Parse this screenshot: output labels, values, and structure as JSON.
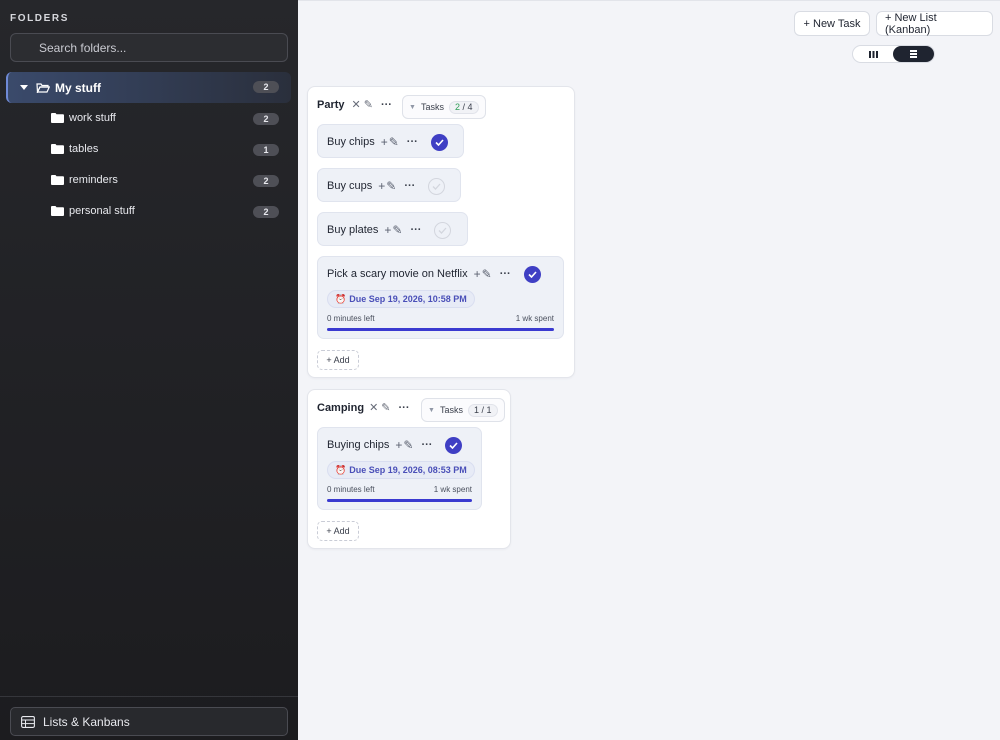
{
  "sidebar": {
    "title": "FOLDERS",
    "search_placeholder": "Search folders...",
    "root": {
      "label": "My stuff",
      "count": "2"
    },
    "children": [
      {
        "label": "work stuff",
        "count": "2"
      },
      {
        "label": "tables",
        "count": "1"
      },
      {
        "label": "reminders",
        "count": "2"
      },
      {
        "label": "personal stuff",
        "count": "2"
      }
    ],
    "footer_label": "Lists & Kanbans"
  },
  "toolbar": {
    "new_task": "+ New Task",
    "new_list": "+ New List (Kanban)"
  },
  "lists": [
    {
      "name": "Party",
      "tasks_label": "Tasks",
      "done": "2",
      "total": "4",
      "tasks": [
        {
          "title": "Buy chips",
          "done": true
        },
        {
          "title": "Buy cups",
          "done": false
        },
        {
          "title": "Buy plates",
          "done": false
        },
        {
          "title": "Pick a scary movie on Netflix",
          "done": true,
          "due": "Due Sep 19, 2026, 10:58 PM",
          "left": "0 minutes left",
          "spent": "1 wk spent",
          "progress": 1.0
        }
      ],
      "add_label": "+ Add"
    },
    {
      "name": "Camping",
      "tasks_label": "Tasks",
      "done": "1",
      "total": "1",
      "tasks": [
        {
          "title": "Buying chips",
          "done": true,
          "due": "Due Sep 19, 2026, 08:53 PM",
          "left": "0 minutes left",
          "spent": "1 wk spent",
          "progress": 1.0
        }
      ],
      "add_label": "+ Add"
    }
  ],
  "colors": {
    "accent": "#3f3fc4",
    "sidebar_bg": "#1f1f22",
    "progress": "#3a3ad0",
    "done_green": "#2f9e57"
  }
}
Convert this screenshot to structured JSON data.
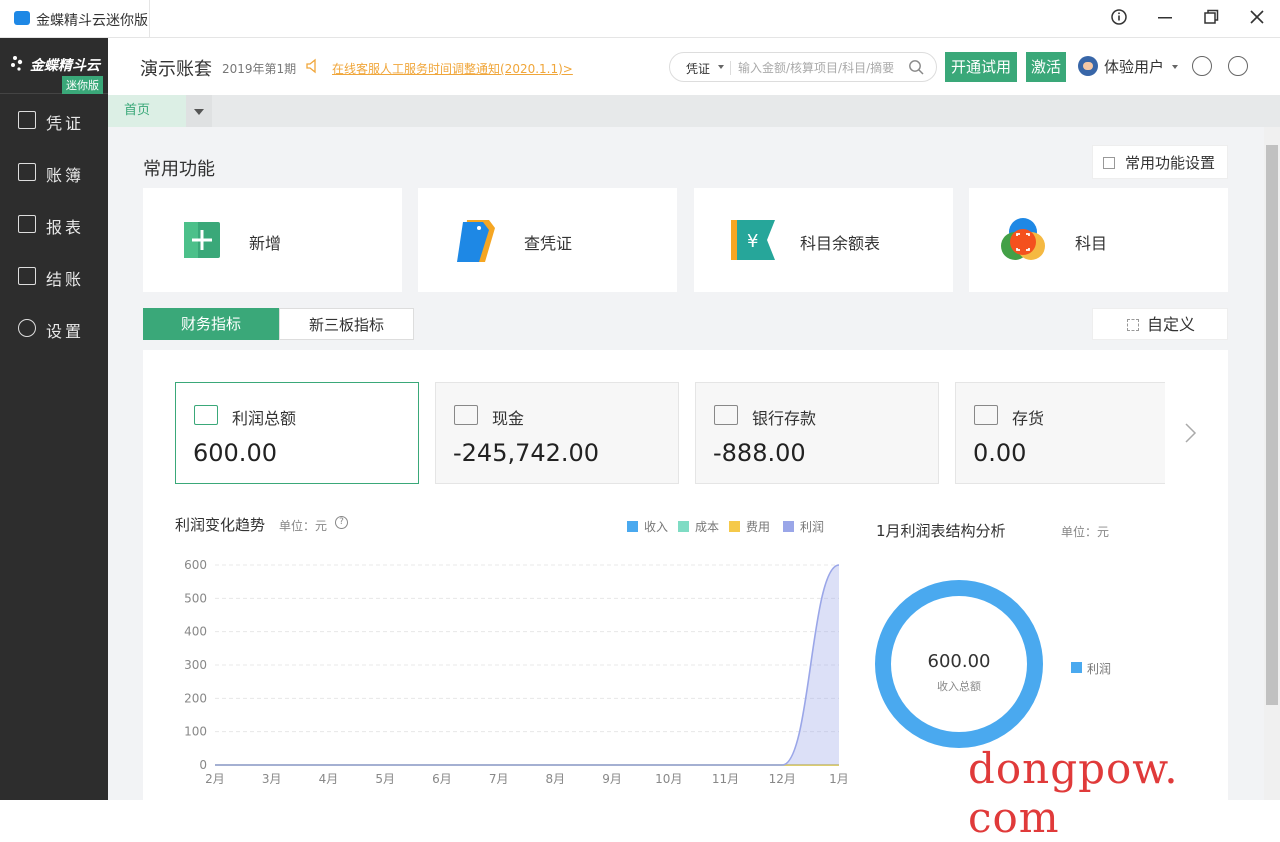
{
  "window": {
    "title": "金蝶精斗云迷你版",
    "controls": [
      "info-icon",
      "minimize-icon",
      "restore-icon",
      "close-icon"
    ]
  },
  "sidebar": {
    "brand": "金蝶精斗云",
    "badge": "迷你版",
    "items": [
      {
        "label": "凭证",
        "icon": "voucher-icon"
      },
      {
        "label": "账簿",
        "icon": "ledger-icon"
      },
      {
        "label": "报表",
        "icon": "report-icon"
      },
      {
        "label": "结账",
        "icon": "close-account-icon"
      },
      {
        "label": "设置",
        "icon": "settings-icon"
      }
    ]
  },
  "header": {
    "account_title": "演示账套",
    "period": "2019年第1期",
    "notice": "在线客服人工服务时间调整通知(2020.1.1)>",
    "search": {
      "type": "凭证",
      "placeholder": "输入金额/核算项目/科目/摘要"
    },
    "trial_button": "开通试用",
    "activate_button": "激活",
    "user_name": "体验用户"
  },
  "tabs": {
    "home": "首页"
  },
  "main": {
    "section_title": "常用功能",
    "settings_button": "常用功能设置",
    "functions": [
      {
        "label": "新增",
        "icon": "add-icon"
      },
      {
        "label": "查凭证",
        "icon": "find-voucher-icon"
      },
      {
        "label": "科目余额表",
        "icon": "balance-sheet-icon"
      },
      {
        "label": "科目",
        "icon": "account-subject-icon"
      }
    ],
    "indicator_tabs": [
      "财务指标",
      "新三板指标"
    ],
    "custom_button": "自定义",
    "metrics": [
      {
        "label": "利润总额",
        "value": "600.00",
        "icon": "profit-icon"
      },
      {
        "label": "现金",
        "value": "-245,742.00",
        "icon": "cash-icon"
      },
      {
        "label": "银行存款",
        "value": "-888.00",
        "icon": "bank-icon"
      },
      {
        "label": "存货",
        "value": "0.00",
        "icon": "inventory-icon"
      }
    ]
  },
  "colors": {
    "accent": "#3aa879",
    "sidebar_bg": "#2d2d2d",
    "notice": "#f0a63a",
    "income": "#4aa9ef",
    "cost": "#7fdcc4",
    "expense": "#f5c94a",
    "profit": "#9aa6e8"
  },
  "chart_data": [
    {
      "type": "area",
      "title": "利润变化趋势",
      "unit": "单位：元",
      "categories": [
        "2月",
        "3月",
        "4月",
        "5月",
        "6月",
        "7月",
        "8月",
        "9月",
        "10月",
        "11月",
        "12月",
        "1月"
      ],
      "yticks": [
        "0",
        "100",
        "200",
        "300",
        "400",
        "500",
        "600"
      ],
      "ylim": [
        0,
        600
      ],
      "grid": true,
      "legend_position": "top-right",
      "series": [
        {
          "name": "收入",
          "values": [
            0,
            0,
            0,
            0,
            0,
            0,
            0,
            0,
            0,
            0,
            0,
            0
          ]
        },
        {
          "name": "成本",
          "values": [
            0,
            0,
            0,
            0,
            0,
            0,
            0,
            0,
            0,
            0,
            0,
            0
          ]
        },
        {
          "name": "费用",
          "values": [
            0,
            0,
            0,
            0,
            0,
            0,
            0,
            0,
            0,
            0,
            0,
            0
          ]
        },
        {
          "name": "利润",
          "values": [
            0,
            0,
            0,
            0,
            0,
            0,
            0,
            0,
            0,
            0,
            0,
            600
          ]
        }
      ]
    },
    {
      "type": "pie",
      "title": "1月利润表结构分析",
      "unit": "单位：元",
      "center_value": "600.00",
      "center_label": "收入总额",
      "legend_position": "right",
      "slices": [
        {
          "name": "利润",
          "value": 600
        }
      ]
    }
  ],
  "watermark": "dongpow. com"
}
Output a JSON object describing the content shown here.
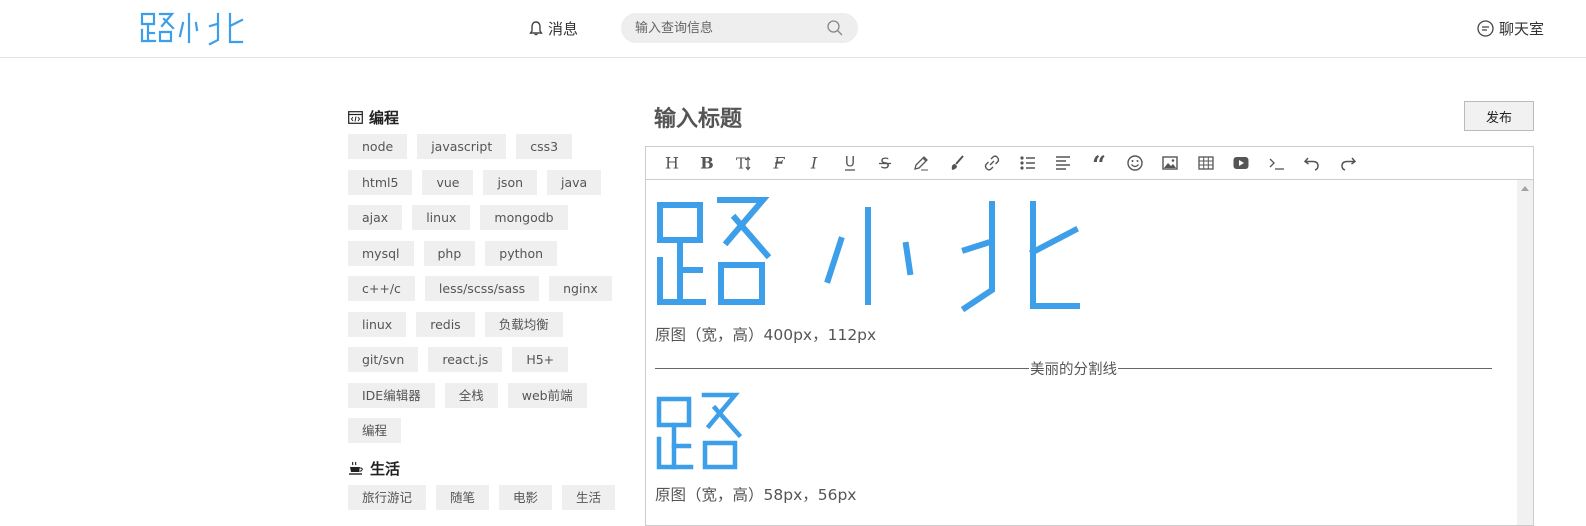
{
  "header": {
    "logo_text": "路小北",
    "messages_label": "消息",
    "search_placeholder": "输入查询信息",
    "chat_label": "聊天室"
  },
  "sidebar": {
    "categories": [
      {
        "title": "编程",
        "icon": "code-icon",
        "tags": [
          "node",
          "javascript",
          "css3",
          "html5",
          "vue",
          "json",
          "java",
          "ajax",
          "linux",
          "mongodb",
          "mysql",
          "php",
          "python",
          "c++/c",
          "less/scss/sass",
          "nginx",
          "linux",
          "redis",
          "负载均衡",
          "git/svn",
          "react.js",
          "H5+",
          "IDE编辑器",
          "全栈",
          "web前端",
          "编程"
        ]
      },
      {
        "title": "生活",
        "icon": "coffee-cup-icon",
        "tags": [
          "旅行游记",
          "随笔",
          "电影",
          "生活"
        ]
      }
    ]
  },
  "editor": {
    "title_placeholder": "输入标题",
    "publish_label": "发布",
    "toolbar": [
      "heading-icon",
      "bold-icon",
      "text-size-icon",
      "font-icon",
      "italic-icon",
      "underline-icon",
      "strikethrough-icon",
      "pen-icon",
      "brush-icon",
      "link-icon",
      "bullet-list-icon",
      "align-left-icon",
      "quote-icon",
      "emoji-icon",
      "image-icon",
      "table-icon",
      "video-icon",
      "code-icon",
      "undo-icon",
      "redo-icon"
    ],
    "content": {
      "image1_alt": "路小北",
      "caption1": "原图（宽，高）400px，112px",
      "divider_text": "美丽的分割线",
      "image2_alt": "路",
      "caption2": "原图（宽，高）58px，56px"
    }
  },
  "colors": {
    "brand": "#3d9ee9",
    "tag_bg": "#efefef",
    "search_bg": "#eeeeee"
  }
}
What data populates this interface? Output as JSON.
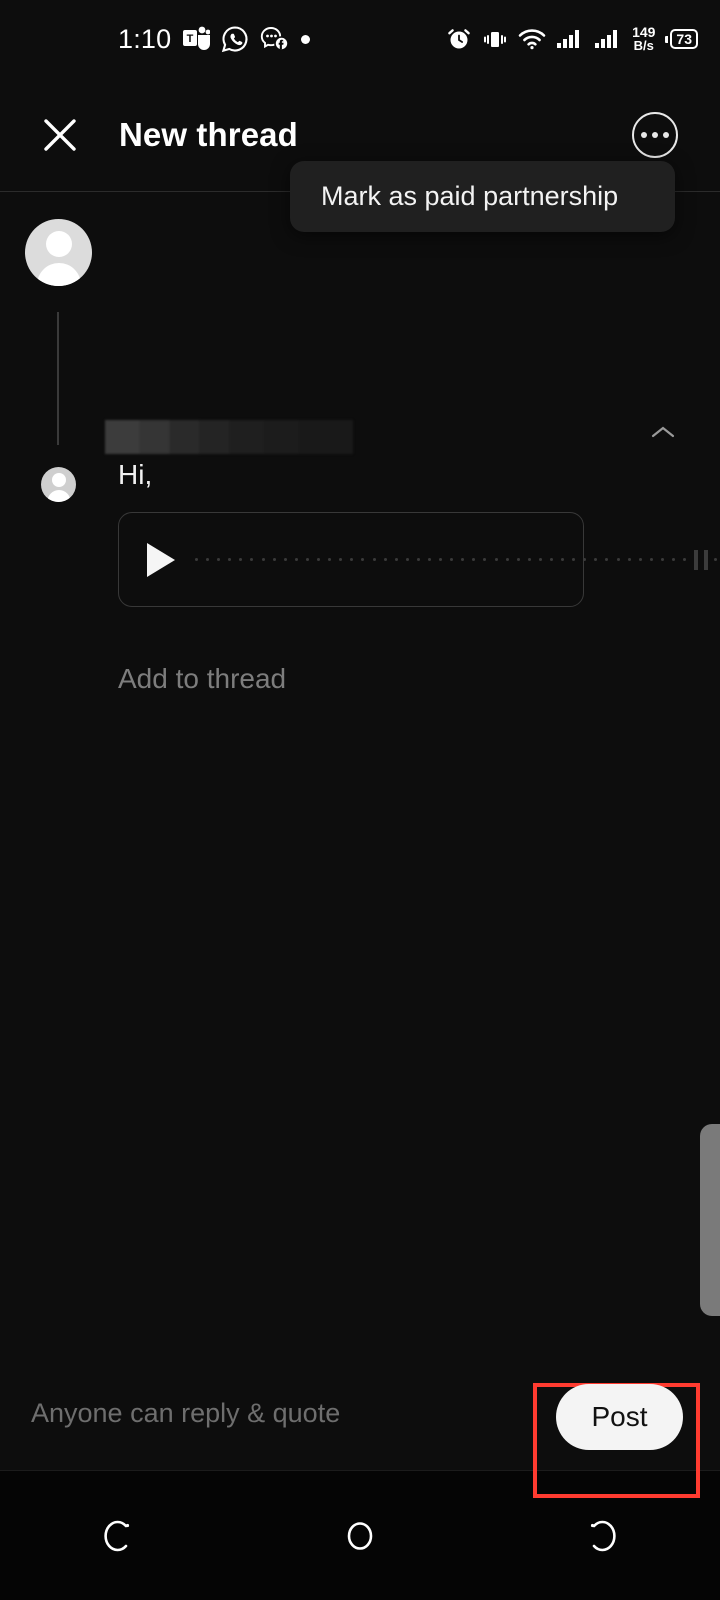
{
  "status_bar": {
    "time": "1:10",
    "left_icons": [
      "teams-icon",
      "whatsapp-icon",
      "messenger-icon",
      "dot-indicator-icon"
    ],
    "right_icons": [
      "alarm-icon",
      "vibrate-icon",
      "wifi-icon",
      "signal-sim1-icon",
      "signal-sim2-icon"
    ],
    "network_speed_value": "149",
    "network_speed_unit": "B/s",
    "battery_level": "73"
  },
  "header": {
    "close_label": "close-icon",
    "title": "New thread",
    "more_label": "more-options-icon"
  },
  "dropdown": {
    "items": [
      {
        "label": "Mark as paid partnership"
      }
    ]
  },
  "composer": {
    "username_redacted": "",
    "post_text": "Hi,",
    "audio": {
      "play_label": "play-icon",
      "waveform_dots": 48
    },
    "add_to_thread_placeholder": "Add to thread",
    "collapse_label": "chevron-up-icon"
  },
  "footer": {
    "reply_setting": "Anyone can reply & quote",
    "post_label": "Post",
    "highlight_color": "#ff3b30"
  },
  "nav_bar": {
    "recents_label": "recents-icon",
    "home_label": "home-icon",
    "back_label": "back-icon"
  },
  "theme": {
    "background": "#0d0d0d",
    "surface": "#202020",
    "text_primary": "#f2f2f2",
    "text_secondary": "#6e6e6e",
    "accent": "#f4f4f4"
  }
}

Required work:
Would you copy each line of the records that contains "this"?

Response area:
Parse this screenshot: output labels, values, and structure as JSON.
Convert this screenshot to structured JSON data.
What data populates this interface? Output as JSON.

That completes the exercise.